The problem, as I see it, is that the writers are trying to portray the Darlings as this helpless lot of foosl that need theor lawyer to help them through life, which is a premise for hilarity, right? Sure, until they write plots involving murder and deception and adultery. Where's the hilarity there? Plus, if the Darlings are such idiots, why should I care that Jeremy is sleeping with his sister's arch-nemesis, who is only her nemesis because one of them (I can't remember which, and who cares?) wore bangs before the other one. I don't know any family where that would be an issue, let alone take up two episodes. Hell, I don't think I've ever dated anyone who my family liked.

"But, dude," you may be thinking, "You're being too harsh. In fact, the characters are actually learning and growing thanks to Nick's influence. You're just a crumb-bum." True enough, but here's where the show fails. First off, in order for normal folk to identify with (or even like) obscenely rich people, they need to either be human in some way, or completely over-the-top, like in the aforementioned Arrested Development. Seeing these stupid people complain about their lives just makes me hate them all the more. So, William Baldwin is cheating on his wife with a transvestite, and I'm supposed to feel bad for him because he doesn't want to run for Senator because his daddy is pushing him into it? Boo-friggin'-hoo. And the lying, cheating Reverand with the bastard son is the worst, because he is totally dispicable and hateful, yet I'm somehow suppsoed to care about his dilemma. I kind of wish he would just get what he deserves and die a painful death. And thanks to the miracle of the ratings system (or whatever laws govern TV cancellations), he shall.

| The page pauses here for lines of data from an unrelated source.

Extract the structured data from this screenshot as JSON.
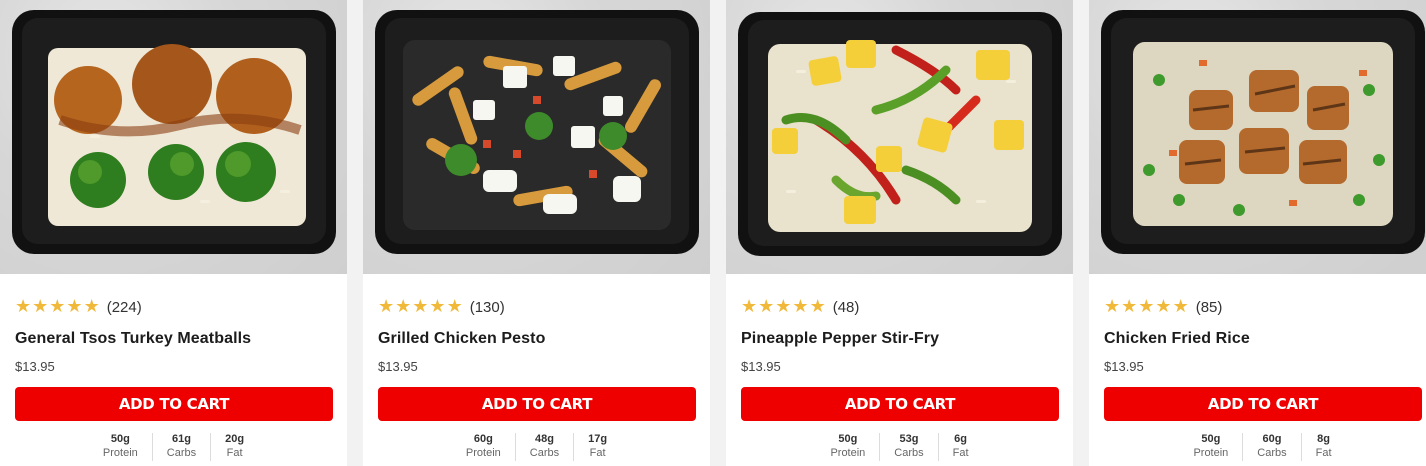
{
  "colors": {
    "accent": "#ee0000",
    "star": "#f0b93a"
  },
  "products": [
    {
      "image_alt": "General Tsos Turkey Meatballs meal in black tray",
      "rating_icon": "five-star-icons",
      "review_count": "(224)",
      "name": "General Tsos Turkey Meatballs",
      "price": "$13.95",
      "cta": "ADD TO CART",
      "macros": [
        {
          "value": "50g",
          "label": "Protein"
        },
        {
          "value": "61g",
          "label": "Carbs"
        },
        {
          "value": "20g",
          "label": "Fat"
        }
      ]
    },
    {
      "image_alt": "Grilled Chicken Pesto meal in black tray",
      "rating_icon": "five-star-icons",
      "review_count": "(130)",
      "name": "Grilled Chicken Pesto",
      "price": "$13.95",
      "cta": "ADD TO CART",
      "macros": [
        {
          "value": "60g",
          "label": "Protein"
        },
        {
          "value": "48g",
          "label": "Carbs"
        },
        {
          "value": "17g",
          "label": "Fat"
        }
      ]
    },
    {
      "image_alt": "Pineapple Pepper Stir-Fry meal in black tray",
      "rating_icon": "five-star-icons",
      "review_count": "(48)",
      "name": "Pineapple Pepper Stir-Fry",
      "price": "$13.95",
      "cta": "ADD TO CART",
      "macros": [
        {
          "value": "50g",
          "label": "Protein"
        },
        {
          "value": "53g",
          "label": "Carbs"
        },
        {
          "value": "6g",
          "label": "Fat"
        }
      ]
    },
    {
      "image_alt": "Chicken Fried Rice meal in black tray",
      "rating_icon": "five-star-icons",
      "review_count": "(85)",
      "name": "Chicken Fried Rice",
      "price": "$13.95",
      "cta": "ADD TO CART",
      "macros": [
        {
          "value": "50g",
          "label": "Protein"
        },
        {
          "value": "60g",
          "label": "Carbs"
        },
        {
          "value": "8g",
          "label": "Fat"
        }
      ]
    }
  ]
}
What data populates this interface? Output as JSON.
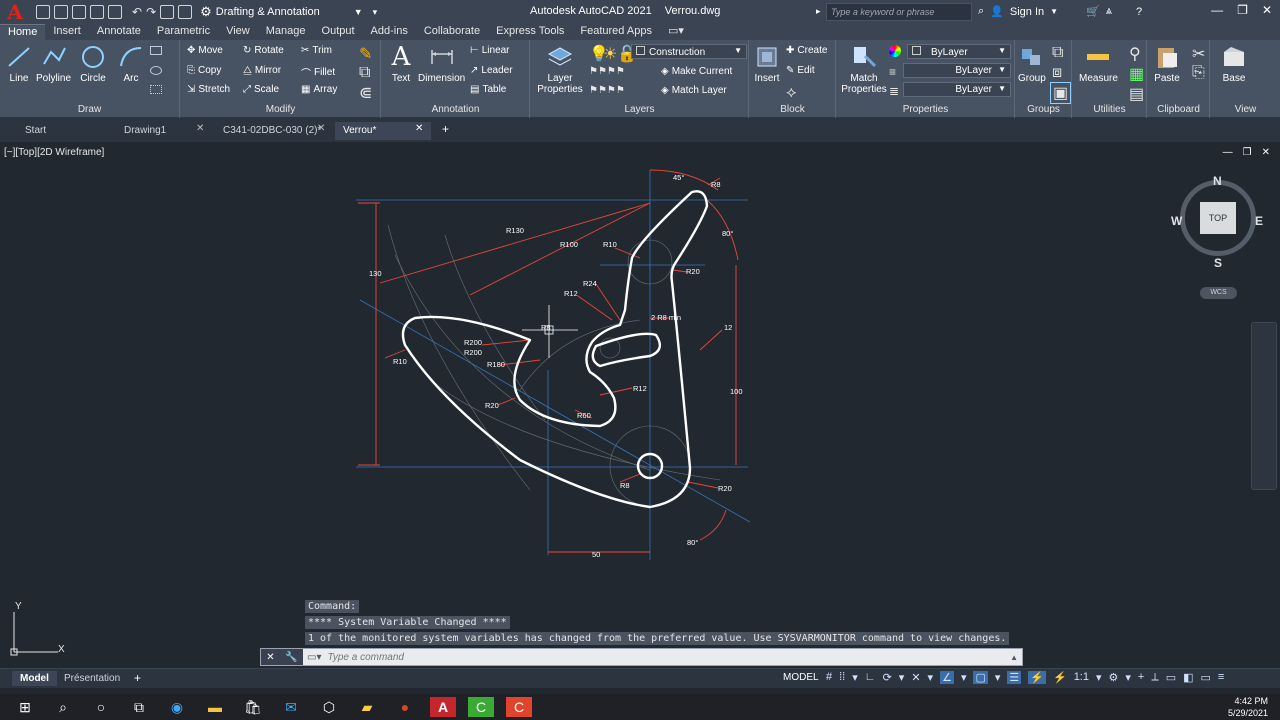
{
  "app": {
    "workspace": "Drafting & Annotation",
    "name": "Autodesk AutoCAD 2021",
    "file": "Verrou.dwg",
    "search_placeholder": "Type a keyword or phrase",
    "sign_in": "Sign In"
  },
  "menu_tabs": [
    "Home",
    "Insert",
    "Annotate",
    "Parametric",
    "View",
    "Manage",
    "Output",
    "Add-ins",
    "Collaborate",
    "Express Tools",
    "Featured Apps"
  ],
  "ribbon": {
    "draw": {
      "title": "Draw",
      "line": "Line",
      "polyline": "Polyline",
      "circle": "Circle",
      "arc": "Arc"
    },
    "modify": {
      "title": "Modify",
      "move": "Move",
      "rotate": "Rotate",
      "trim": "Trim",
      "copy": "Copy",
      "mirror": "Mirror",
      "fillet": "Fillet",
      "stretch": "Stretch",
      "scale": "Scale",
      "array": "Array"
    },
    "annotation": {
      "title": "Annotation",
      "text": "Text",
      "dimension": "Dimension",
      "linear": "Linear",
      "leader": "Leader",
      "table": "Table"
    },
    "layers": {
      "title": "Layers",
      "layer_properties": "Layer\nProperties",
      "current_layer": "Construction",
      "make_current": "Make Current",
      "match_layer": "Match Layer"
    },
    "block": {
      "title": "Block",
      "insert": "Insert",
      "create": "Create",
      "edit": "Edit"
    },
    "properties": {
      "title": "Properties",
      "match_properties": "Match\nProperties",
      "color": "ByLayer",
      "linetype": "ByLayer",
      "lineweight": "ByLayer"
    },
    "groups": {
      "title": "Groups",
      "group": "Group"
    },
    "utilities": {
      "title": "Utilities",
      "measure": "Measure"
    },
    "clipboard": {
      "title": "Clipboard",
      "paste": "Paste"
    },
    "view": {
      "title": "View",
      "base": "Base"
    }
  },
  "doc_tabs": [
    "Start",
    "Drawing1",
    "C341-02DBC-030 (2)*",
    "Verrou*"
  ],
  "viewport": {
    "label": "[−][Top][2D Wireframe]",
    "viewcube": {
      "n": "N",
      "s": "S",
      "e": "E",
      "w": "W",
      "face": "TOP",
      "wcs": "WCS"
    }
  },
  "dimensions": {
    "r130": "R130",
    "r100": "R100",
    "r10a": "R10",
    "r24": "R24",
    "r12a": "R12",
    "r8a": "R8",
    "r8b": "R8",
    "r20a": "R20",
    "two_r8": "2 R8 min",
    "r200a": "R200",
    "r200b": "R200",
    "r180": "R180",
    "r10b": "R10",
    "r20b": "R20",
    "r60": "R60",
    "r12b": "R12",
    "r8c": "R8",
    "r20c": "R20",
    "d130": "130",
    "d100": "100",
    "d12": "12",
    "d50": "50",
    "a45": "45°",
    "a80a": "80°",
    "a80b": "80°"
  },
  "command": {
    "line1": "Command:",
    "line2": "**** System Variable Changed ****",
    "line3": "1 of the monitored system variables has changed from the preferred value. Use SYSVARMONITOR command to view changes.",
    "placeholder": "Type a command"
  },
  "layout_tabs": [
    "Model",
    "Présentation"
  ],
  "status": {
    "model": "MODEL",
    "scale": "1:1"
  },
  "ucs": {
    "x": "X",
    "y": "Y"
  },
  "clock": {
    "time": "4:42 PM",
    "date": "5/29/2021"
  }
}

The sad thing is that the acting was actually pretty good. Donald Sutherland and Peter Krause both deserve a better fate than this, but I'm sure they'll catch on somewhere else. It's just a bummer really, because there was potential for real laughs here, but they decided to go another way, and thus, the show suffered. G'night, Darlings. We hardly knew ye.